PROBLEM REQUIREMENTS: For this exercise, print all of the entries exactly as given.

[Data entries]
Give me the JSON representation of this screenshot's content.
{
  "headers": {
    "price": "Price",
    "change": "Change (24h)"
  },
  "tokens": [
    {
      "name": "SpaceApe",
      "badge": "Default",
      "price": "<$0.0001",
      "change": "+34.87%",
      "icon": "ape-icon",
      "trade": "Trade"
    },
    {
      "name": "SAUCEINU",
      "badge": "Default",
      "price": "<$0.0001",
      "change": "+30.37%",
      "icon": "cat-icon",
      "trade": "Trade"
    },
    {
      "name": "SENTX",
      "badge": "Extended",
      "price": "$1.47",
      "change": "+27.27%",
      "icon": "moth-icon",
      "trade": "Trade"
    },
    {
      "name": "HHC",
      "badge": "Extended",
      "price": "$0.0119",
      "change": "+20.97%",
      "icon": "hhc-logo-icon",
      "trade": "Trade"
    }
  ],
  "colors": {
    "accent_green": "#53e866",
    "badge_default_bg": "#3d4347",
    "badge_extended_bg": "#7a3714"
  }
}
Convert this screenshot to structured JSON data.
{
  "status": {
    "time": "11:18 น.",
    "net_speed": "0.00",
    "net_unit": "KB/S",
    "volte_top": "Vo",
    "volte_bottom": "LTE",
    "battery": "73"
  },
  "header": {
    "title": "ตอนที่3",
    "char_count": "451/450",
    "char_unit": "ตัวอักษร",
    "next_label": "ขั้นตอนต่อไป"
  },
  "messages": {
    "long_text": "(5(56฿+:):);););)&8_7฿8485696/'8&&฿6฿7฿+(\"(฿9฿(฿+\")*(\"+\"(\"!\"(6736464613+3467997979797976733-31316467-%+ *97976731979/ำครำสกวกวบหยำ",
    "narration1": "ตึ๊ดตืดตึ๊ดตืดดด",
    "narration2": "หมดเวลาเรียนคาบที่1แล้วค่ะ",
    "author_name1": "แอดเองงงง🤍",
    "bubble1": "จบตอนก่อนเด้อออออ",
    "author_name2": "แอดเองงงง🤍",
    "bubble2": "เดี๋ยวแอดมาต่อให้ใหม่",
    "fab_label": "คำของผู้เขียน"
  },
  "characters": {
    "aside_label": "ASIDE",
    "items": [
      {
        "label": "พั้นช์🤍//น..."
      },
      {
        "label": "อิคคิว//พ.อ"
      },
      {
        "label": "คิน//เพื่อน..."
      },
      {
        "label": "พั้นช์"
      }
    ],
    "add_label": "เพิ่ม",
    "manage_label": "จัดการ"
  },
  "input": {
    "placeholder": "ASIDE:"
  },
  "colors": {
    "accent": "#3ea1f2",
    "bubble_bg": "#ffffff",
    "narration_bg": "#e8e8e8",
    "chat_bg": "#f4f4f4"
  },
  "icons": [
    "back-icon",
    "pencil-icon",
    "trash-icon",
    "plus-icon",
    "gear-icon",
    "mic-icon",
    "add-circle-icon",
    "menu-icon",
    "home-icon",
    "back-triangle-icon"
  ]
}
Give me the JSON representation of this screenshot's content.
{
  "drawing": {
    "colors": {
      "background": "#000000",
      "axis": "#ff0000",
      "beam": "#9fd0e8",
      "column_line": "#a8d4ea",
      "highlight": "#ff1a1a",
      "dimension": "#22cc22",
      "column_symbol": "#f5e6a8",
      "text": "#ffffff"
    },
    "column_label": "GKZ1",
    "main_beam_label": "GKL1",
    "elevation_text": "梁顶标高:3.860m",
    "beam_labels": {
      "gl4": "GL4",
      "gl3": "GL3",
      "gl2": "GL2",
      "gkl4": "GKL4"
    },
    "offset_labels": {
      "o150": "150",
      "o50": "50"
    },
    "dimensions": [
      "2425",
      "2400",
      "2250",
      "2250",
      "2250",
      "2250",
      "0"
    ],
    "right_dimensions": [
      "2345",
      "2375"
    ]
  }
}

WRITTEN SOLUTION:
Give me the JSON representation of this screenshot's content.
{
  "headers": {
    "price": "Price",
    "change": "Change (24h)"
  },
  "tokens": [
    {
      "name": "SpaceApe",
      "badge": "Default",
      "price": "<$0.0001",
      "change": "+34.87%",
      "icon": "ape-icon",
      "trade": "Trade"
    },
    {
      "name": "SAUCEINU",
      "badge": "Default",
      "price": "<$0.0001",
      "change": "+30.37%",
      "icon": "cat-icon",
      "trade": "Trade"
    },
    {
      "name": "SENTX",
      "badge": "Extended",
      "price": "$1.47",
      "change": "+27.27%",
      "icon": "moth-icon",
      "trade": "Trade"
    },
    {
      "name": "HHC",
      "badge": "Extended",
      "price": "$0.0119",
      "change": "+20.97%",
      "icon": "hhc-logo-icon",
      "trade": "Trade"
    }
  ],
  "colors": {
    "accent_green": "#53e866",
    "badge_default_bg": "#3d4347",
    "badge_extended_bg": "#7a3714"
  }
}
Convert this screenshot to structured JSON data.
{
  "status": {
    "time": "11:18 น.",
    "net_speed": "0.00",
    "net_unit": "KB/S",
    "volte_top": "Vo",
    "volte_bottom": "LTE",
    "battery": "73"
  },
  "header": {
    "title": "ตอนที่3",
    "char_count": "451/450",
    "char_unit": "ตัวอักษร",
    "next_label": "ขั้นตอนต่อไป"
  },
  "messages": {
    "long_text": "(5(56฿+:):);););)&8_7฿8485696/'8&&฿6฿7฿+(\"(฿9฿(฿+\")*(\"+\"(\"!\"(6736464613+3467997979797976733-31316467-%+ *97976731979/ำครำสกวกวบหยำ",
    "narration1": "ตึ๊ดตืดตึ๊ดตืดดด",
    "narration2": "หมดเวลาเรียนคาบที่1แล้วค่ะ",
    "author_name1": "แอดเองงงง🤍",
    "bubble1": "จบตอนก่อนเด้อออออ",
    "author_name2": "แอดเองงงง🤍",
    "bubble2": "เดี๋ยวแอดมาต่อให้ใหม่",
    "fab_label": "คำของผู้เขียน"
  },
  "characters": {
    "aside_label": "ASIDE",
    "items": [
      {
        "label": "พั้นช์🤍//น..."
      },
      {
        "label": "อิคคิว//พ.อ"
      },
      {
        "label": "คิน//เพื่อน..."
      },
      {
        "label": "พั้นช์"
      }
    ],
    "add_label": "เพิ่ม",
    "manage_label": "จัดการ"
  },
  "input": {
    "placeholder": "ASIDE:"
  },
  "colors": {
    "accent": "#3ea1f2",
    "bubble_bg": "#ffffff",
    "narration_bg": "#e8e8e8",
    "chat_bg": "#f4f4f4"
  },
  "icons": [
    "back-icon",
    "pencil-icon",
    "trash-icon",
    "plus-icon",
    "gear-icon",
    "mic-icon",
    "add-circle-icon",
    "menu-icon",
    "home-icon",
    "back-triangle-icon"
  ]
}
Give me the JSON representation of this screenshot's content.
{
  "drawing": {
    "colors": {
      "background": "#000000",
      "axis": "#ff0000",
      "beam": "#9fd0e8",
      "column_line": "#a8d4ea",
      "highlight": "#ff1a1a",
      "dimension": "#22cc22",
      "column_symbol": "#f5e6a8",
      "text": "#ffffff"
    },
    "column_label": "GKZ1",
    "main_beam_label": "GKL1",
    "elevation_text": "梁顶标高:3.860m",
    "beam_labels": {
      "gl4": "GL4",
      "gl3": "GL3",
      "gl2": "GL2",
      "gkl4": "GKL4"
    },
    "offset_labels": {
      "o150": "150",
      "o50": "50"
    },
    "dimensions": [
      "2425",
      "2400",
      "2250",
      "2250",
      "2250",
      "2250",
      "0"
    ],
    "right_dimensions": [
      "2345",
      "2375"
    ]
  }
}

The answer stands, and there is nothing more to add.